What is Slitting?
In converting, “slitting” refers to the process of cutting large rolls of material into smaller rolls.
Types of Slitting Machines
The most common types of slitting machines are roll slitters (also known as log slitters) and slitter rewinders.
A roll slitter uses a single large circular blade to cut all the way through a single roll of material mounted on the machine. An operator positions and pulls the blade through the roll of material, at measured points, cutting down through the core the material was wound on. Factors such as the roll material type, diameter, or core size will influence if roll slitting is a practical slitting method for a particular application.
For larger operations a slitter rewinder may be more effective. The master roll is located in the unwind zone. As the roll material unwinds, it passes through a multi-blade slitting station with adjustable slitting heads. After slitting, each section is wound onto a new core. One benefit of slitter rewinders over roll slitters is that they can migrate material to a different diameter roll or core size.
Tension Control in Slitter-Rewinders
Web tension is the force applied to a continuous web of material in the slitting and winding process. Driven rollers can give an operator some control over tension using speed. Undriven rollers can also change the tension because of effects including the drag of bearings and resistance to speed changes. Improper tension can cause many material faults such as telescoping rolls, roll blocking, crushed cores, material wrinkles, web stretching, etc.

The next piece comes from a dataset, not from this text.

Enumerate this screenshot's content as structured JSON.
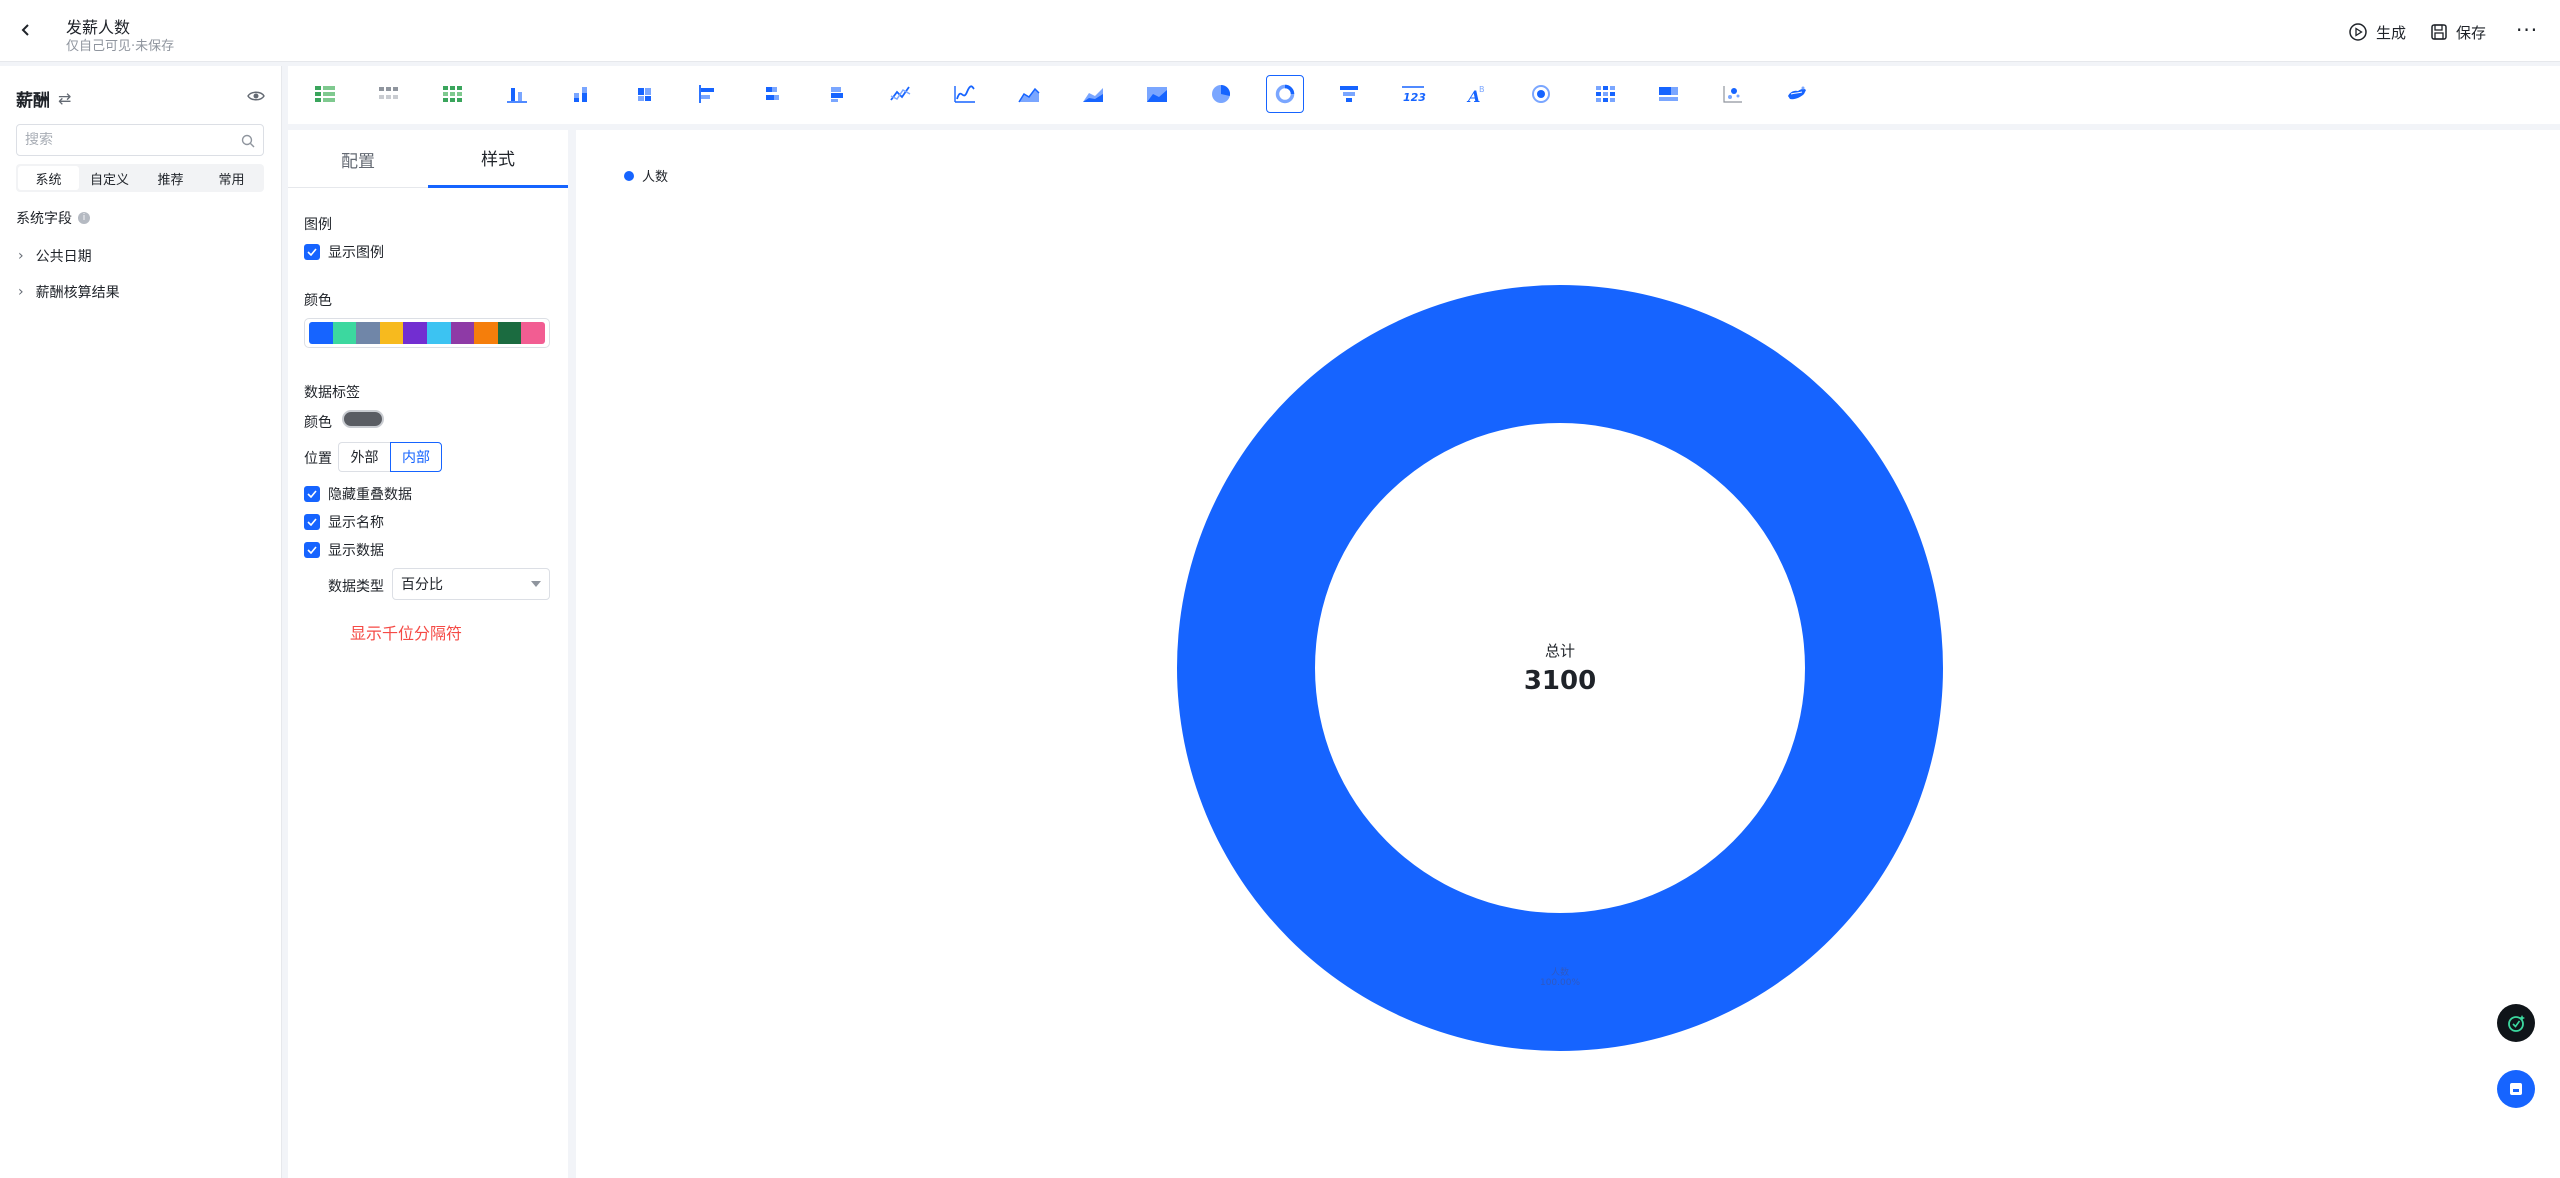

Most slitting and winding applications include three types of zones: unwind, slitting, and rewind. A different tension level may be required in each individual zone, and should be monitored and controlled for optimum results.
In the Unwind Zone, the master roll is typically controlled by a brake or motor attached to the shaft or core chuck. The torque applied at the core is transmitted through the radial layers of roll to produce tension at the outside of the roll. Keeping web tension constant is important for the unwind process. A constant shaft torque will create increasing tension as the roll diameter decreases, so torque needs to be varied proportionally based on the variation of roll diameter. Roll inertia is another factor. If the brake or motor is not strong enough for the size of the roll diameter to properly handle the calculated inertial torque during acceleration and deceleration, the roll inertia can push out too much material causing slackness in the web which can contribute to unsuccessful slitting.
After the Unwind Zone the web continues to the Slitting Zone. Most of these rollers are typically driven by a motor through a chain or belt drive. Tension control must be maintained to keep a constant tension in the slitting area, especially for some stretchy and thin materials. Web material which is not well-tensioned in the slitter zone will cause a low quality slit edge as the material will not be firm enough for the knife to easily slice through. The material may also wander slightly causing incorrect slitting widths.
After the slitting zone, the product (strands) proceed to the Rewind Zone traveling on more driven rollers to their new cores to be rewound. Just like the unwind area, the tension is carried over from the slitter and will have to be tensioned by the torque of the winding shafts. The torque applied to the shaft is shared among the rolls winding on that shaft. If the winding rolls have differences in diameter or length, some rolls may wind tighter than others. In the rewind zone, the tension must decrease as the rolls get larger so as not to crush cores or break the web. Taper Tension is a feature of some automatic tension controllers where the diameter of the rolls are measured via an input device. As roll diameters increase, the rewind motor is made to slow down a certain percentage to correspond to the required output. This results in rolls with natural tension progression that are unlikely to incur defects during handling and storage.
While theory can be valuable in establishing the process of a slitting operation, in some unique slitting and winding applications optimal tension levels can only be determined after actually running a test web through the machine to find the best tension setpoint for each respective zone.
Typical tension control solutions incorporate:
• A closed-loop tension controller such as the SteadyWeb™ 6
• A load cell such as the Tension Roll® Transducer
• A Pneumatic Brake, Magnetic Particle Brake, Clutch or Motor Drive System
Customers integrating tension control with a PLC most often utilize:
• A load cell signal amplifier such as the TA1 TrueTension™ Amplifier
• A load cell such as the Tension Roll® Transducer, a pair of convertible load cells such as the Model C Series Transducers or Under Pillow Block Transducers such as the Model F Series